What has been the most outrageous car insurance quote you have ever been given?

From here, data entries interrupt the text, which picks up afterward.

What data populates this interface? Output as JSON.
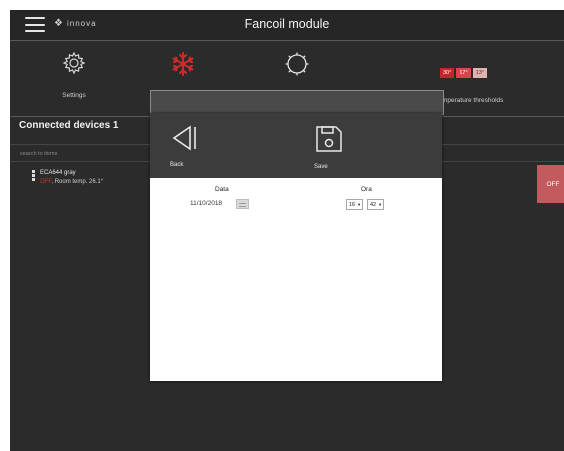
{
  "header": {
    "logo_text": "innova",
    "title": "Fancoil module"
  },
  "toolbar": {
    "settings_label": "Settings",
    "thresholds_label": "mperature thresholds",
    "threshold_values": [
      "30°",
      "17°",
      "13°"
    ]
  },
  "devices": {
    "title": "Connected devices 1",
    "search_placeholder": "search to items",
    "items": [
      {
        "name": "ECA644 gray",
        "state": "OFF",
        "temp_text": "Room temp. 26.1°",
        "action_label": "OFF"
      }
    ]
  },
  "modal": {
    "back_label": "Back",
    "save_label": "Save",
    "date_label": "Data",
    "date_value": "11/10/2018",
    "time_label": "Ora",
    "hour_value": "16",
    "minute_value": "42"
  },
  "colors": {
    "background": "#2b2b2b",
    "header": "#262626",
    "snowflake": "#d02a2a",
    "off_button": "#c35a5e",
    "modal_actions": "#3c3c3c",
    "threshold_1": "#c0282c",
    "threshold_2": "#d8454a",
    "threshold_3": "#e0b3b3"
  }
}
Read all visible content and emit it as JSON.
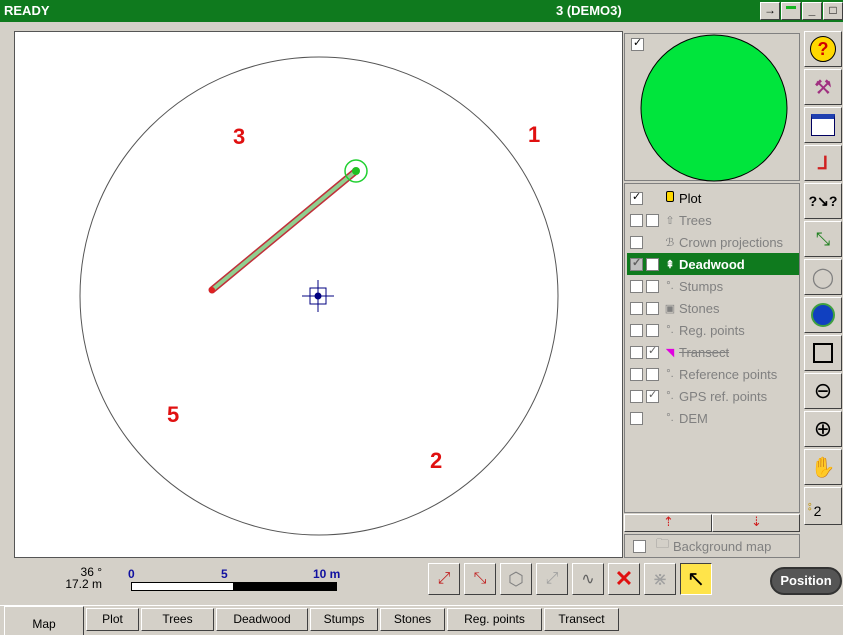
{
  "titlebar": {
    "status": "READY",
    "project": "3 (DEMO3)"
  },
  "map": {
    "sector_labels": [
      "3",
      "1",
      "5",
      "2"
    ]
  },
  "minimap": {
    "checked": true
  },
  "layers": [
    {
      "label": "Plot",
      "checked": true,
      "state": "plain"
    },
    {
      "label": "Trees",
      "checked": false,
      "state": "disabled"
    },
    {
      "label": "Crown projections",
      "checked": false,
      "state": "disabled"
    },
    {
      "label": "Deadwood",
      "checked": true,
      "state": "active"
    },
    {
      "label": "Stumps",
      "checked": false,
      "state": "disabled"
    },
    {
      "label": "Stones",
      "checked": false,
      "state": "disabled"
    },
    {
      "label": "Reg. points",
      "checked": false,
      "state": "disabled"
    },
    {
      "label": "Transect",
      "checked": false,
      "state": "disabled"
    },
    {
      "label": "Reference points",
      "checked": false,
      "state": "disabled"
    },
    {
      "label": "GPS ref. points",
      "checked": false,
      "state": "disabled"
    },
    {
      "label": "DEM",
      "checked": false,
      "state": "disabled"
    }
  ],
  "background_map": {
    "label": "Background map",
    "checked": false
  },
  "bottom": {
    "angle": "36 °",
    "distance": "17.2 m",
    "scale": {
      "start": "0",
      "mid": "5",
      "end": "10 m"
    },
    "position_button": "Position"
  },
  "side_toolbar": {
    "counter": "2"
  },
  "tabs": [
    "Map",
    "Plot",
    "Trees",
    "Deadwood",
    "Stumps",
    "Stones",
    "Reg. points",
    "Transect"
  ],
  "colors": {
    "titlebar": "#0f7a1e",
    "minimap_fill": "#00e53c",
    "sector_label": "#e01010"
  }
}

When my son was coming of driving age my ever astute insurance company gave me a phone call. The call had to do with which one of our vehicles would be “assigned” to my son when he got his license. At the time we had one new vehicle …a Dodge Durango …still under finance and with the requisite collision and comprehensive endorsements any car owner would have with a new vehicle. The other vehicle was a Chevy S10 pickup, paid for but still relatively new and, also, with good collision and comp deductions.I could see were this was going …sort of reading the writing on the wall.So, I cringed and said, “The Durango.”Now, before we went further, the nice gal on the phone told me this would be a quote for my son, added to the Durango, as an “occasional driver”. This “occasional driver” status meant, basically, driving the vehicle very little and not very far. It did not, like my son envisioned, include driving it to and from school everyday.The keyboard tapped away and the moment came and the six month premium went from something like $650 to well over $1800 …three times my original premium.Needless to say that didn’t happen. What did happen was a lesson, from this nice gal on the phone, on how to deal with “inexperienced drivers” and keeping your insurance premiums below that of the GDP of some small nations. Also how to protect your personal assets from any potential lawsuits arising from any accidents caused by your “inexperienced driver”. If you want to know how it worked out just ask in a comment.

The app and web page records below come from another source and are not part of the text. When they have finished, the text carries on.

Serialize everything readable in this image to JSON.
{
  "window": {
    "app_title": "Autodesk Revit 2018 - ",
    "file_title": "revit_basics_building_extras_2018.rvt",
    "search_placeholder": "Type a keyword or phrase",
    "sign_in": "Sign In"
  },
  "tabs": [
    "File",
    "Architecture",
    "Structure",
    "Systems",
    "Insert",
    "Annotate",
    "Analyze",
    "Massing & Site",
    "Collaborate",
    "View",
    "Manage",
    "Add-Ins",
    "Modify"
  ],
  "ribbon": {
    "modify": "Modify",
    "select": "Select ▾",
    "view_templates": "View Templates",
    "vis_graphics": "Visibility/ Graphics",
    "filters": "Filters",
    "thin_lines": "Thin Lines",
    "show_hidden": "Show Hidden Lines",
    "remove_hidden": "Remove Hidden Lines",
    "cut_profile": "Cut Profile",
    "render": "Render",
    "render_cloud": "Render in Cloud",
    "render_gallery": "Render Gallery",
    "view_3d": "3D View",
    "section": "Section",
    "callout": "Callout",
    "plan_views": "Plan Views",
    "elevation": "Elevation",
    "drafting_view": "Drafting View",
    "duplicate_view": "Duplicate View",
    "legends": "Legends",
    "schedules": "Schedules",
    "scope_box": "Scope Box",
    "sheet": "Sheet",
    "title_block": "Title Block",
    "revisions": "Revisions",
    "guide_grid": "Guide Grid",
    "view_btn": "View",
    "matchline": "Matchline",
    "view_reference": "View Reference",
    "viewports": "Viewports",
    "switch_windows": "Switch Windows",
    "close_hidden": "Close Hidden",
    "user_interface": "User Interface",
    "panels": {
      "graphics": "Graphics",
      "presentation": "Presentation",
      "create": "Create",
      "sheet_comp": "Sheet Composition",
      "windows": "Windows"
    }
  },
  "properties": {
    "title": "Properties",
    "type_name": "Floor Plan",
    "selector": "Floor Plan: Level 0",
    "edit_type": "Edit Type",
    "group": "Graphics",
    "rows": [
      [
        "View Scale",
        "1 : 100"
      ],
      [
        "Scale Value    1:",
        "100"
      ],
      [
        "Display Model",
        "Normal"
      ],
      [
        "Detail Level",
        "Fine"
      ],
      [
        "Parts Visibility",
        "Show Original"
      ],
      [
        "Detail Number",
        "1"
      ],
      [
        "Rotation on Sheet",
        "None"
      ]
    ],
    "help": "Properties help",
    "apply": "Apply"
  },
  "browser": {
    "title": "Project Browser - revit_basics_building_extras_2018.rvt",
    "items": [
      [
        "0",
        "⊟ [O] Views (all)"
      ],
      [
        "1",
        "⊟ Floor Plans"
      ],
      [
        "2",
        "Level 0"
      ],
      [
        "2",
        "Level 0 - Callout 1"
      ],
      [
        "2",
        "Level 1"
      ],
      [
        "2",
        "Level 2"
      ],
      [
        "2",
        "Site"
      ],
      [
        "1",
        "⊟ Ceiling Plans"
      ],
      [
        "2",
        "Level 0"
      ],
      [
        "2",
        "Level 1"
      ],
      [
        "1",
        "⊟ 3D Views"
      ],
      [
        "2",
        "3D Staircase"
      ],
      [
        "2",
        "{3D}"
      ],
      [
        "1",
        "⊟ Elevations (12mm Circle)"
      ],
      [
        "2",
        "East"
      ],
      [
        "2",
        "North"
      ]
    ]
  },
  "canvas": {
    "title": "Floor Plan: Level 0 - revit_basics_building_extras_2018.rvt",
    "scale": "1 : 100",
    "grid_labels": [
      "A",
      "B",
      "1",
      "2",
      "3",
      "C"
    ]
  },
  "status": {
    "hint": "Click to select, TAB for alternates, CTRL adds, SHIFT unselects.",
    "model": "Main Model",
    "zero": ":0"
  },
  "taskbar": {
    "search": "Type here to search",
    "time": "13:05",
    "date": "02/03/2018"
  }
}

Is it bad to buy a car with over 100k mileage?
I am attaching a picture of the first car I owned. A 2004 Hyundai Sonata V6 that I bought in 2010 and I had it for around 18 months. It had 104,000 Miles on it when I got it for $4500 and it had 130,000 Miles on it when I sold it to a dealer for about $3700, when it was going to need a timing belt change soon.I ensured that the car was in good condition when I got it, the only money that I had to spend on it was for oil changes. Insurance was $65 or so per month. It was the top of the line model. Pretty powerful, handled reasonably well, leather seats, good AC and everything in the car worked. I have never owned a car since that was a better bargain or cost me lower per mile to drive. I even spotted it on the road a year or so later and it still seemed to be going good.Hitting 100,000 Miles is one of the most significant events in the history of a car with respect to depreciation. However, much like how a new car depreciates quite a bit the moment it is driven off the lot, the reason for such depreciation is more psychological than rational. There is no reason to believe a car with 101,000 is any less reliable than a car with 97,000 miles but they usually have a considerable price difference. This usually means, if you are careful about the vehicle you pick and ensure that the car in question has been maintained well throughout its life, a car that has just crossed 100,000 miles is among the best bargains you can find.Most cars that have been made in the last 15–20 years are very reliable machines. Even the brands not conventionally well known for making long lasting vehicles, like American, Korean car makers etc have made tremendous improvements in overall vehicle reliability and often offer much better deals than a Honda or a Toyota which depreciate slower due to their reputation for reliability.If you are in the market for a really cheap but still reasonably reliable car, cars with 100,000+ miles on them are an excellent place to start looking. The only caveats would be to ensure the particular vehicle you are considering is in good condition and you are fully aware of potential maintenance work or consumables that may fail in the near future and set aside enough money to be able to afford having such work done.